This report is coming a few days after returning from our Lake Winnipesaukee shoot, but that’s because the crew has been shooting almost non-stop for the past week. We left Camden, Maine, on Wednesday morning (August 7), spent a few hours in Bath, Maine, and rolled into Gilford, New Hampshire, around 5:00 p.m.
After launching the Whaler at Fay’s Boatyard we climbed aboard with local boater Tom Lacey and headed out of Smith Cove. Lacey gave us the scoop on some of the important things to know about the lake, such as its many shallow ledges and the navigational buoys, which can be confusing if you’re used to the saltwater system.
Day 2 dawned overcast and gloomy, but we pressed ahead with the shoot by visiting with Bill and Jack Irwin of Irwin Marine at their Paugus Bay location. Jack raised our spirits by regaling us with tales of Winnipesaukee history, in which the Irwins feature prominently, having started their marine business in 1919 as a Chris Craft dealership. During the Depression, Jack’s father ran excursions on the lake in his wooden Chris Craft—the Miss Winnipesaukee—and later opened a popular dance hall at The Weirs. Jack showed us his collection of old photos depicting Irwin and Lake Winnie history.

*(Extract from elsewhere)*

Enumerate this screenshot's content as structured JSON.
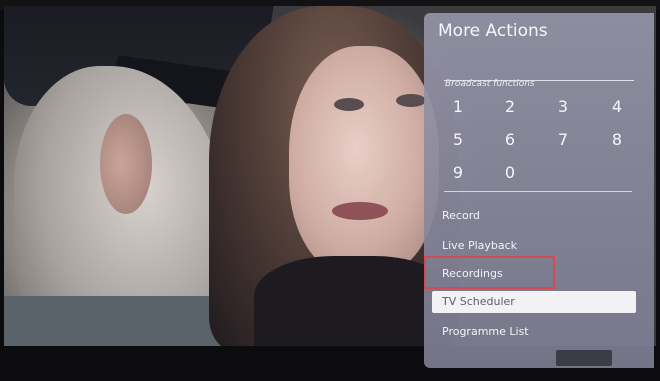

As we headed to our next location—the Town Docks restaurant in Meredith—the skies unexpectedly cleared and we found ourselves in the midst of an ideal boating day. We enjoyed a great lunch at the Town Docks’ lakeside picnic tables, as well as some extraordinary drinks. We also shot an impromptu interview with local author Andy Opel, whose children’s books feature boating themes.
Next, we raced to Shep Brown’s Boat Basin to interview owners Charity and Bill Littlefield. This full-service marina features valet rack storage, a launch ramp, a fuel dock, a ship’s store and more. It’s also located on a quiet corner of the lake, close to numerous small islands and protected coves.
From there we drove back to Fay’s Boatyard and hopped aboard the Whaler for some watersports fun. We filmed a local family doing some tubing and waterskiing, and Parker even got to show off her mad waterskiing skills.
As dusk approached we hooked up with local fishing guide Jason Parrent, who put us on some terrific landlocked salmon action. We landed 3 fish in about an hour, including a 3-pound beauty, before returning to Fay’s and a late dinner.
Our weather luck finally ran out on Friday, which saw torrential rain. However, we made the most of it by shooting interviews with Leo O’Connell, the fleet captain of the Mount Washington cruise line, and later Jeff Fay, who maintains a remarkable collection of antique marine engines—many of which still function! We wrapped up the shoot with a visit to the New Hampshire Boat Museum in Wolfeboro, where you’ll find all kinds of interesting Lake Winnie boating artifacts, including some exquisitely restored wooden boats.
As if to match the rainy-day atmosphere, our final day of the Lake Winnie shoot marked the departure of intern videographer Tommy Costello, who has become an invaluable member of the crew. Tommy joined us with the New Bedford episode and quickly proved to be a hardworking lad who took our often chaotic shoot schedule in stride, never offering a single complaint—even when we asked him to get up at 4:00 a.m. in order to shoot a sunrise sequence. After his crazy summer, I think Tommy is secretly relieved to be returning to Sarah Lawrence University, where he is starting his senior year. Hopefully, he’ll be back with us next season. Good luck, Tommy! We’ll miss you, bro!
New England Boating